The East African Business Council (EABC) is urging for the formation of a regional army to provide security and protection to track drivers at the volatile border points.
EABC wants the East African Community Secretariat to convene a Sectoral Council on Interstate Security to consider deployment of a regional joint army patrol at border points.
The calls come hardly a fortnight since Kenyan truck drivers suspended transporting cargo to South Sudan after two drivers were killed just 45 kilometres from Juba.
“A joint regional army patrol is a quick solution to guarantee peace and security for truck drivers, business people and their properties. This will ease and facilitate transportation of essential goods amid the Covid-19 pandemic,” said John Bosco Kalisa, EABC CEO.
In April, EABC commended the government of the Republic of South Sudan and the government of Uganda for escorting truck drivers and now urges the ministries in charge of Interstate Security to adopt a regional monitoring mechanism to analyse, monitor progress and emerging issues on trade and security in the region.
Mr Kalisa said peace and security are prerequisites to social and economic development in the region as insecurity increases the cost and time of transporting goods, risks people’s lives, obstructs cross-border trade and negatively impacts the competitiveness of the EAC bloc.
The cases of insecurity in the Republic of South Sudan, especially along the Nimule/Elegu border route has seen over 1056 trucks stranded at the Elegu border.
Each day a truck fails to deliver goods, the transporter and client incur losses approximated at $1,000. Furthermore, the ransom cost for truck drivers who have fallen victim to insurgents range between $10,000 to $20,000.
“Businesses can only reap the benefits availed by the EAC Common Market of 177 million consumers only if peace and security is guaranteed and flourishes,” said the official.
In 2019, South Sudan exported goods worth $6.8 million and imported $225.9 million from the EAC Partner States. Intra-regional exports grew by 0.6 percent in 2019 to $3.2 billion while total EAC intra-regional imports increased to $3.2 billion in 2019, from $2.8 billion in 2018, according to EAC Trade and Investment Report, 2019.
The recently launched port of Lamu continues to record good business with transshipment cargo forming the bulk of the freight handled at the facility. Last week, the port received the largest consignment of 365 containers of transshipment cargo, the biggest of the six ships to have been shipped to the Port since its operationalisation in May.
Kenya and Ethiopia have ratified a procedure manual that will guide the two countries in the implementation of the Moyale One-Stop Border Post (OSBP) that was recently commissioned, paving the way for its full operationalisation.
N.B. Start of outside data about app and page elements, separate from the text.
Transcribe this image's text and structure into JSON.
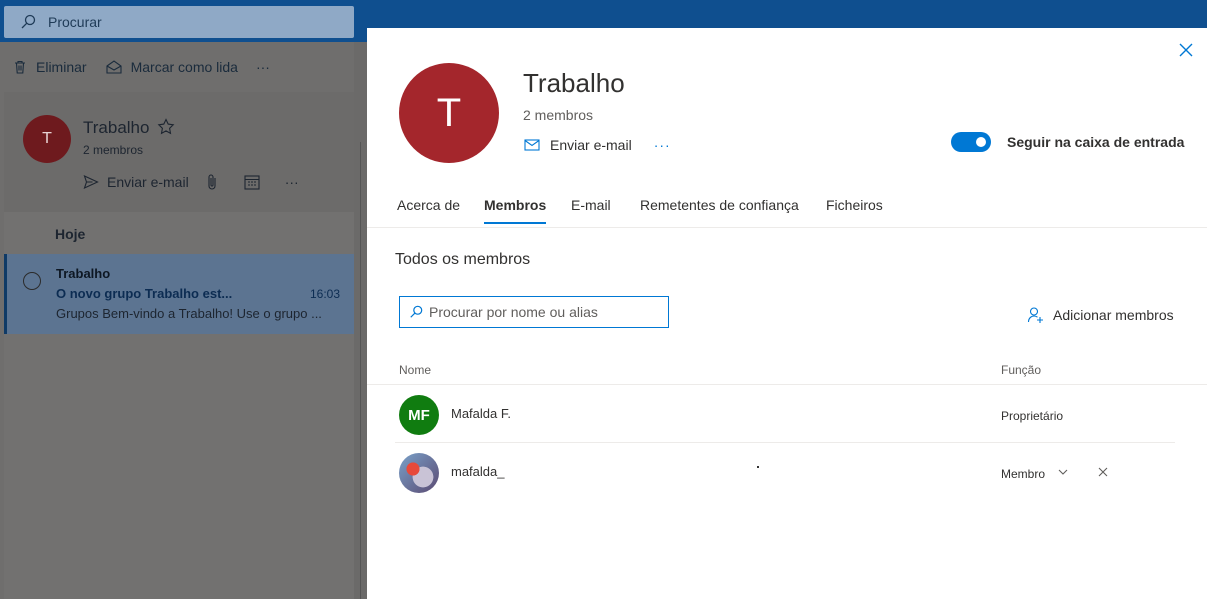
{
  "search": {
    "placeholder": "Procurar"
  },
  "commands": {
    "delete": "Eliminar",
    "mark_read": "Marcar como lida",
    "more": "···"
  },
  "group": {
    "initial": "T",
    "name": "Trabalho",
    "members": "2 membros",
    "send_email": "Enviar e-mail",
    "more": "···"
  },
  "list": {
    "section": "Hoje",
    "item": {
      "from": "Trabalho",
      "subject": "O novo grupo Trabalho est...",
      "time": "16:03",
      "preview": "Grupos Bem-vindo a Trabalho! Use o grupo ..."
    }
  },
  "panel": {
    "initial": "T",
    "title": "Trabalho",
    "members": "2 membros",
    "send_email": "Enviar e-mail",
    "more": "···",
    "follow_label": "Seguir na caixa de entrada",
    "follow_on": true,
    "tabs": [
      "Acerca de",
      "Membros",
      "E-mail",
      "Remetentes de confiança",
      "Ficheiros"
    ],
    "active_tab": "Membros",
    "section_title": "Todos os membros",
    "member_search_placeholder": "Procurar por nome ou alias",
    "add_members": "Adicionar membros",
    "columns": {
      "name": "Nome",
      "role": "Função"
    },
    "rows": [
      {
        "initials": "MF",
        "name": "Mafalda F.",
        "role": "Proprietário"
      },
      {
        "initials": "",
        "name": "mafalda_",
        "role": "Membro"
      }
    ]
  },
  "colors": {
    "accent": "#0078d4",
    "group_avatar": "#a4262c",
    "member_avatar": "#107c10"
  }
}
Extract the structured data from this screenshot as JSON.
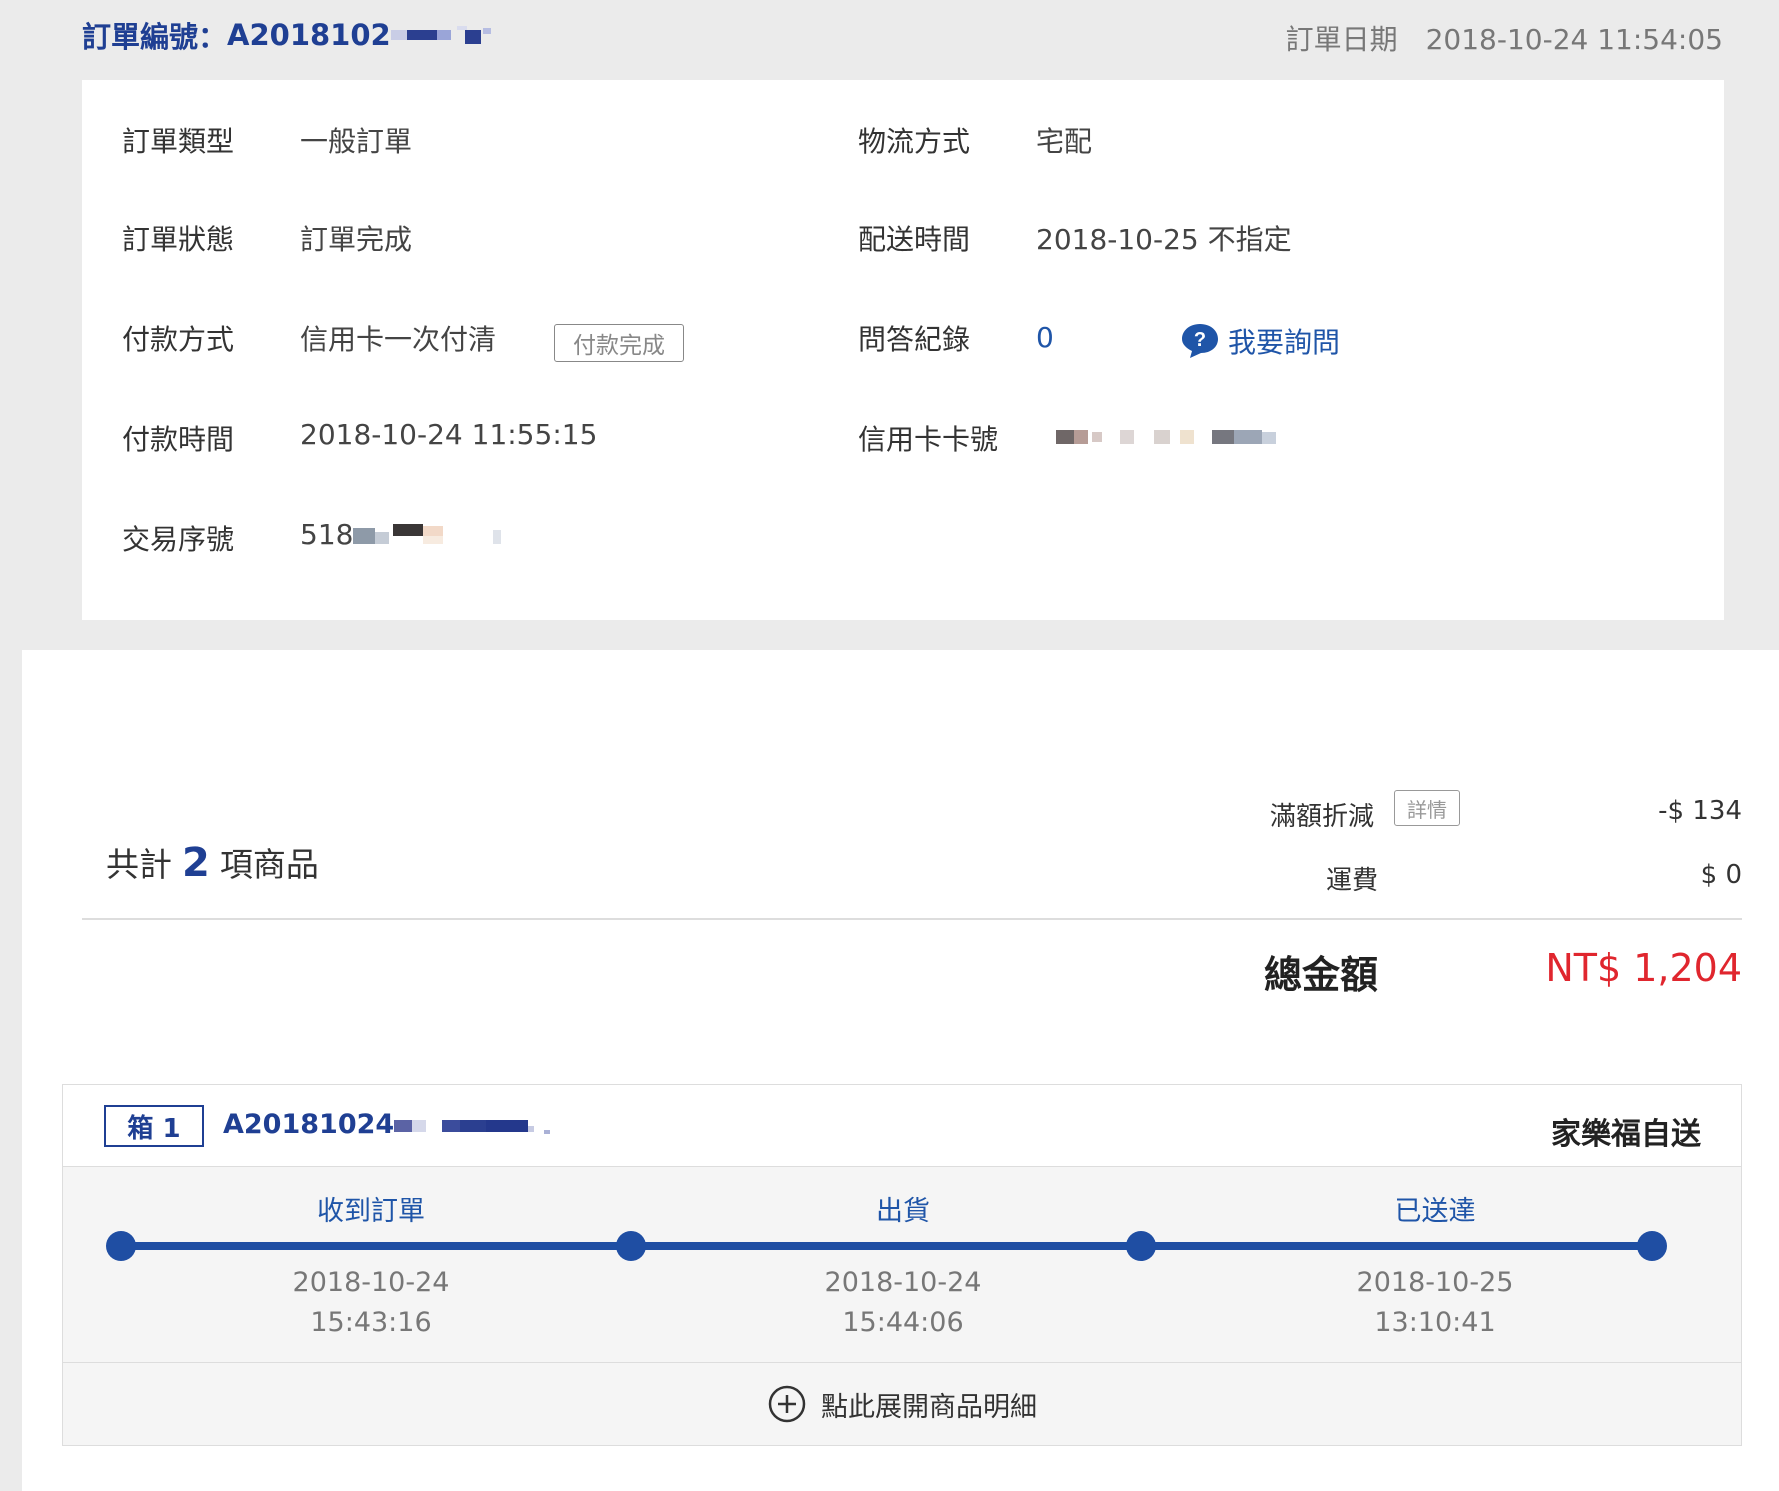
{
  "order": {
    "number_label": "訂單編號：",
    "number_visible": "A2018102",
    "date_label": "訂單日期",
    "date_value": "2018-10-24 11:54:05"
  },
  "details": {
    "order_type_label": "訂單類型",
    "order_type_value": "一般訂單",
    "order_status_label": "訂單狀態",
    "order_status_value": "訂單完成",
    "payment_method_label": "付款方式",
    "payment_method_value": "信用卡一次付清",
    "payment_status_tag": "付款完成",
    "payment_time_label": "付款時間",
    "payment_time_value": "2018-10-24 11:55:15",
    "transaction_no_label": "交易序號",
    "transaction_no_visible": "518",
    "logistics_label": "物流方式",
    "logistics_value": "宅配",
    "delivery_time_label": "配送時間",
    "delivery_time_value": "2018-10-25 不指定",
    "qa_label": "問答紀錄",
    "qa_count": "0",
    "ask_link": "我要詢問",
    "card_no_label": "信用卡卡號"
  },
  "summary": {
    "count_prefix": "共計",
    "count": "2",
    "count_suffix": "項商品",
    "discount_label": "滿額折減",
    "discount_detail_tag": "詳情",
    "discount_value": "-$ 134",
    "shipping_label": "運費",
    "shipping_value": "$ 0",
    "total_label": "總金額",
    "total_value": "NT$ 1,204"
  },
  "shipment": {
    "box_tag": "箱 1",
    "box_no_visible": "A20181024",
    "carrier": "家樂福自送",
    "steps": [
      {
        "label": "收到訂單",
        "date": "2018-10-24",
        "time": "15:43:16"
      },
      {
        "label": "出貨",
        "date": "2018-10-24",
        "time": "15:44:06"
      },
      {
        "label": "已送達",
        "date": "2018-10-25",
        "time": "13:10:41"
      }
    ],
    "expand_label": "點此展開商品明細"
  },
  "colors": {
    "brand_blue": "#1f3f93",
    "link_blue": "#1f55a8",
    "total_red": "#e0262e",
    "panel_gray": "#ebebeb"
  }
}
The new measure by South Sudan implies that all goods to this landlocked nation from either the port of Mombasa or Dar es Salaam through the border points of Kenya and Uganda will have to be issued with ECTN at a cost of up to $110 depending on the size of the cargo.